Could you find each line of the data below that contains the word "self" and copy those lines?

═══ TASK DATA

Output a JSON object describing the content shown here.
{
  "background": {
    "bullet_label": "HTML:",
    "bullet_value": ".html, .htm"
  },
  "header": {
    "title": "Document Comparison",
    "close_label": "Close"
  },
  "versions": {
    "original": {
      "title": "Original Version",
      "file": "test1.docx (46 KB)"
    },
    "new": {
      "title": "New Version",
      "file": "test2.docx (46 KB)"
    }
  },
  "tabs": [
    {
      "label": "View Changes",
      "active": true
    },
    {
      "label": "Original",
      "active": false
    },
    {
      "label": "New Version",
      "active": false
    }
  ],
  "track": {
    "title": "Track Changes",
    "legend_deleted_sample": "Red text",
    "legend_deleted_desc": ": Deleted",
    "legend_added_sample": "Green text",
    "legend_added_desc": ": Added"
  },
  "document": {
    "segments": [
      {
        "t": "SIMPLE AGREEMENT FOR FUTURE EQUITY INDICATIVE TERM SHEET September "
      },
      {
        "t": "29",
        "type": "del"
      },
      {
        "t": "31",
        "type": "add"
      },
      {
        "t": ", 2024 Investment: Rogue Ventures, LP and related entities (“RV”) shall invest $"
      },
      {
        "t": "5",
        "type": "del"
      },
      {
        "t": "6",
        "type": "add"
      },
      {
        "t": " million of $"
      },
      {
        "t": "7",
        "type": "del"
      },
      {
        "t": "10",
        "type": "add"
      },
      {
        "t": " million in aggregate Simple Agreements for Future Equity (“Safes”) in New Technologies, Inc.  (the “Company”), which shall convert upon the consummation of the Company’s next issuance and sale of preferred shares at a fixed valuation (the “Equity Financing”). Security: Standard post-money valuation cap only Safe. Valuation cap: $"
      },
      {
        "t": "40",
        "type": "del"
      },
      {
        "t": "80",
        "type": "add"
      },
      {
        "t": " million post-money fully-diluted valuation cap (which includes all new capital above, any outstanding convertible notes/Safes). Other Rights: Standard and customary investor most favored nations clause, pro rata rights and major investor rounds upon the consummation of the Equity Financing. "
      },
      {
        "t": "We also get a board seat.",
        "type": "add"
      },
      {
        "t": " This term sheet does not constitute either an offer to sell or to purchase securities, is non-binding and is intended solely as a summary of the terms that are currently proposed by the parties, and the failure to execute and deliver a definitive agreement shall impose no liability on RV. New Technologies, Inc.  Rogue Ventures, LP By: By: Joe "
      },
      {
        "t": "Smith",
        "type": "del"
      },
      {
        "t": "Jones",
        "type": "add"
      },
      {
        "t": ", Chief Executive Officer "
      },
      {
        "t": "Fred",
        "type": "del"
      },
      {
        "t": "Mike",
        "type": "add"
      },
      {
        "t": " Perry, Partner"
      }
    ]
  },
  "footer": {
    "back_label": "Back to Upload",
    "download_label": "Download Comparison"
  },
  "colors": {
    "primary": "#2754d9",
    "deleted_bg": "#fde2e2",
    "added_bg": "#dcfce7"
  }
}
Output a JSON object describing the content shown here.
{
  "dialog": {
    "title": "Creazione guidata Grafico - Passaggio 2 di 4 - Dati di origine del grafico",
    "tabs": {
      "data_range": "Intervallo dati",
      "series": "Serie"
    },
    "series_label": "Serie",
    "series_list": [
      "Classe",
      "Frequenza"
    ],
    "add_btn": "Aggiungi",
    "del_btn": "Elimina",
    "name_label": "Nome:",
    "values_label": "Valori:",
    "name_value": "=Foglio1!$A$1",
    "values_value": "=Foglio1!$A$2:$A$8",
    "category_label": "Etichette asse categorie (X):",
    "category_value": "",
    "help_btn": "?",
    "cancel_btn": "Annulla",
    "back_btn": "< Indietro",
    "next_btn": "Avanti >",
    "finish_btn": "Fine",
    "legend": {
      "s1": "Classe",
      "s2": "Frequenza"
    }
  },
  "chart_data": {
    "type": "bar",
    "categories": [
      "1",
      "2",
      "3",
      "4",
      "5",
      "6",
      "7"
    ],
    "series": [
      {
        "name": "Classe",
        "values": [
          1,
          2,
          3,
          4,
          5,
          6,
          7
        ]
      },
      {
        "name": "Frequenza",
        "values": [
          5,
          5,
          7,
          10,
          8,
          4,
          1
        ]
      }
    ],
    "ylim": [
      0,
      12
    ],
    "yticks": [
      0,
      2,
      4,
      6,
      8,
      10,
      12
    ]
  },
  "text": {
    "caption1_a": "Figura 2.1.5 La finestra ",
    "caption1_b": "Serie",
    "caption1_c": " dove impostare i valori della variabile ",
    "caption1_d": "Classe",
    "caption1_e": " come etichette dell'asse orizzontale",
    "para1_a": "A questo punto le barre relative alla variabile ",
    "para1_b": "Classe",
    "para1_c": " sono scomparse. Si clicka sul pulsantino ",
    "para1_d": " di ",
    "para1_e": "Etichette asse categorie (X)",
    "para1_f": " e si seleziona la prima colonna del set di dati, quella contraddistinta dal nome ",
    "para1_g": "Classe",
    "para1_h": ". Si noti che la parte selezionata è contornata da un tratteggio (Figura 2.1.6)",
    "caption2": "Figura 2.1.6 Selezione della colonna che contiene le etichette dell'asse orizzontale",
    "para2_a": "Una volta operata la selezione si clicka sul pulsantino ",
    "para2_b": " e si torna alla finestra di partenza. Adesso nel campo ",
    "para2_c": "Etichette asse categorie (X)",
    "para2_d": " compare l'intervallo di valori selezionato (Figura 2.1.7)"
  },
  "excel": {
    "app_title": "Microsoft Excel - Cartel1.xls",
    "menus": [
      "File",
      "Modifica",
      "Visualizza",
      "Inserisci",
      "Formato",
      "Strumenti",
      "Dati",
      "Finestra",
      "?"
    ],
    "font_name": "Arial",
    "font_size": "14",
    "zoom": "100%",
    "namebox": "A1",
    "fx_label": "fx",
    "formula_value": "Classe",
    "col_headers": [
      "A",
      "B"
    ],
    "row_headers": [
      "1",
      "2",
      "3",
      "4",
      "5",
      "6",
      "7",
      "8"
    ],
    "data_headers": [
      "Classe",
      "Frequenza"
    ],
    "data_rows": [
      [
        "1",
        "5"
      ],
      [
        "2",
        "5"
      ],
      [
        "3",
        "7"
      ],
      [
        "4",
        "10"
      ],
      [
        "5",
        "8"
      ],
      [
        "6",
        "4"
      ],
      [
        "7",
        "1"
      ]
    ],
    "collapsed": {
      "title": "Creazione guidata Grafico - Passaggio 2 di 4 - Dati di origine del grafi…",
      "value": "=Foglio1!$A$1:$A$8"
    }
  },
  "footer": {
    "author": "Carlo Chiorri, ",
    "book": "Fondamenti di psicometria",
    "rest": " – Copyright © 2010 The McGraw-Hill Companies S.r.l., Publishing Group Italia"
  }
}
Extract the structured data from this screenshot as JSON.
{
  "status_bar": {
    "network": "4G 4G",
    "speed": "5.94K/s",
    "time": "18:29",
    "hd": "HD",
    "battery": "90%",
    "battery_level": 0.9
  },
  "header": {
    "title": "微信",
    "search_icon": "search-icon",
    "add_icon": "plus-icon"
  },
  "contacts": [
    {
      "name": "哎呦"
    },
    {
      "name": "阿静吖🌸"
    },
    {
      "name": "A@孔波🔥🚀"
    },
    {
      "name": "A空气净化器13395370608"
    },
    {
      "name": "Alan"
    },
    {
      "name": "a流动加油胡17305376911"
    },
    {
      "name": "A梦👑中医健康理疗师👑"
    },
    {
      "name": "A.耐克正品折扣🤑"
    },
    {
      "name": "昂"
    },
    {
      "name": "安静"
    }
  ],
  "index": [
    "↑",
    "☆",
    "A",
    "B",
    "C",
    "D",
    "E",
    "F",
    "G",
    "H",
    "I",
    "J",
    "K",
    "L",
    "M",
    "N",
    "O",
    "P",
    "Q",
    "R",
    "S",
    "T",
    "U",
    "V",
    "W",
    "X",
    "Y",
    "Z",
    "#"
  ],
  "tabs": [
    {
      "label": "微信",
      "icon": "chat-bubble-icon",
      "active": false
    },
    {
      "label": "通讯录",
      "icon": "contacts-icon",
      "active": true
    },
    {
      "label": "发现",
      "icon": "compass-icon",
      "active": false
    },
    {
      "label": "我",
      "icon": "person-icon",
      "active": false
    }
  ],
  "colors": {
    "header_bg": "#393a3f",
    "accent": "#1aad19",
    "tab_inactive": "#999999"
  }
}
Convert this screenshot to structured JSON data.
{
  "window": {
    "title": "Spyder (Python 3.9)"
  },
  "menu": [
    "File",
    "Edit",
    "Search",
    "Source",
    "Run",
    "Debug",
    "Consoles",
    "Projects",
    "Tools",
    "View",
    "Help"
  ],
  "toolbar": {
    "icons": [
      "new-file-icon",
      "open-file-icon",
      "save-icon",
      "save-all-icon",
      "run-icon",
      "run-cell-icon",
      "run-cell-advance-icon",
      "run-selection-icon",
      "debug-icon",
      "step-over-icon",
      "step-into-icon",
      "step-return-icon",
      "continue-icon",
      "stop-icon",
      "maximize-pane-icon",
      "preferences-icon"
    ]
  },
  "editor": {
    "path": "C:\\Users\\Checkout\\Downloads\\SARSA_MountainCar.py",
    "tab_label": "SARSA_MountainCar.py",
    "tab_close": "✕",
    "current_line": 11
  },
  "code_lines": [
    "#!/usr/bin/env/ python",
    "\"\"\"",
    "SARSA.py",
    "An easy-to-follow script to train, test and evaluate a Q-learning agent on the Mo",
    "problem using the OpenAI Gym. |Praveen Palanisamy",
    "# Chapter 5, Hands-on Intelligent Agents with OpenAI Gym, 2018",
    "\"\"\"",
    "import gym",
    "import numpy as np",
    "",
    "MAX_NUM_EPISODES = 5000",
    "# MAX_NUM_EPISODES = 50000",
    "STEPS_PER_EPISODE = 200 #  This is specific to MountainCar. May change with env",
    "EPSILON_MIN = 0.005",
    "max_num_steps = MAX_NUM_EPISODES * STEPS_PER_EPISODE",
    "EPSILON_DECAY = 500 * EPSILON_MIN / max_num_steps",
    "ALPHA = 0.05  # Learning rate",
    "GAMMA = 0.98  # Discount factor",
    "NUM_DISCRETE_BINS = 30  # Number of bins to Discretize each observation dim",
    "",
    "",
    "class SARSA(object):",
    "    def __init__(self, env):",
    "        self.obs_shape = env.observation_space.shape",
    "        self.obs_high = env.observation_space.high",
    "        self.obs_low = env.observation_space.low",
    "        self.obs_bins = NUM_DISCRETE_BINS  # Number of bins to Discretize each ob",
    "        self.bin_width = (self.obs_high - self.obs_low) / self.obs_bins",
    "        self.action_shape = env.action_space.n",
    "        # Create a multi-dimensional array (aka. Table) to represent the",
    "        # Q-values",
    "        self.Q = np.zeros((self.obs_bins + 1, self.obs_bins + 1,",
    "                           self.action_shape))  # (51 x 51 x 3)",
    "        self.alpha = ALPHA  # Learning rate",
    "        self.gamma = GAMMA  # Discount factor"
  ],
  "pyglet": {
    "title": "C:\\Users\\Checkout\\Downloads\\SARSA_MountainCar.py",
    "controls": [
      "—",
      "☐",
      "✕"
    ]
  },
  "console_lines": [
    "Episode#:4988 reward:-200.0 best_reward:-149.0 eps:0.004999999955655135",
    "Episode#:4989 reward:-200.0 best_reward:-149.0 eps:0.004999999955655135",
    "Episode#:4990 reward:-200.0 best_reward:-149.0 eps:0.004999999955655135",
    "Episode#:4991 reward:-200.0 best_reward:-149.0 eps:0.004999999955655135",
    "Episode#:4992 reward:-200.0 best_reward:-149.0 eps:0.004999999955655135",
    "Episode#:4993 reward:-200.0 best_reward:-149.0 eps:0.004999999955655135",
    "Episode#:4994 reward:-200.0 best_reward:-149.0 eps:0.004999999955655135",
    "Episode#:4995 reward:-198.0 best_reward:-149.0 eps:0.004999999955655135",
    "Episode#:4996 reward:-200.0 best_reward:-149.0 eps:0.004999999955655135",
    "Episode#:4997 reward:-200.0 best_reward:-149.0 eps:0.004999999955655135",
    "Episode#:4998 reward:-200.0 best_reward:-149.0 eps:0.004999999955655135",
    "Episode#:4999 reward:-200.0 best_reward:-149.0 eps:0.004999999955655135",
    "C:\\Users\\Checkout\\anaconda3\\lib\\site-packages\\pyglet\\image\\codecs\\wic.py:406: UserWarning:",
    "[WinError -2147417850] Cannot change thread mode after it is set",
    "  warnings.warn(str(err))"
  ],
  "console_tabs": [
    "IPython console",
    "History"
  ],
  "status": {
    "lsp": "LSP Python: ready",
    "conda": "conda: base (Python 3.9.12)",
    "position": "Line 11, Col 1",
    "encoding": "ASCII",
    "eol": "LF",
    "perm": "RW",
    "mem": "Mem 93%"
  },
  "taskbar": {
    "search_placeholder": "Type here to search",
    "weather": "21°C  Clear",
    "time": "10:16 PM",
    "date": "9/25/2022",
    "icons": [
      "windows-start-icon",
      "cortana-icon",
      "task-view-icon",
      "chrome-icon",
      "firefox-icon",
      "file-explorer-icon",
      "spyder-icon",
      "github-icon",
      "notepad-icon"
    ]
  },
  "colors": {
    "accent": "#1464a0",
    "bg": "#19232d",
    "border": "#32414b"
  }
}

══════

RESPONSE TO THE TASK:
    "    def __init__(self, env):",
    "        self.obs_shape = env.observation_space.shape",
    "        self.obs_high = env.observation_space.high",
    "        self.obs_low = env.observation_space.low",
    "        self.obs_bins = NUM_DISCRETE_BINS  # Number of bins to Discretize each ob",
    "        self.bin_width = (self.obs_high - self.obs_low) / self.obs_bins",
    "        self.action_shape = env.action_space.n",
    "        self.Q = np.zeros((self.obs_bins + 1, self.obs_bins + 1,",
    "                           self.action_shape))  # (51 x 51 x 3)",
    "        self.alpha = ALPHA  # Learning rate",
    "        self.gamma = GAMMA  # Discount factor"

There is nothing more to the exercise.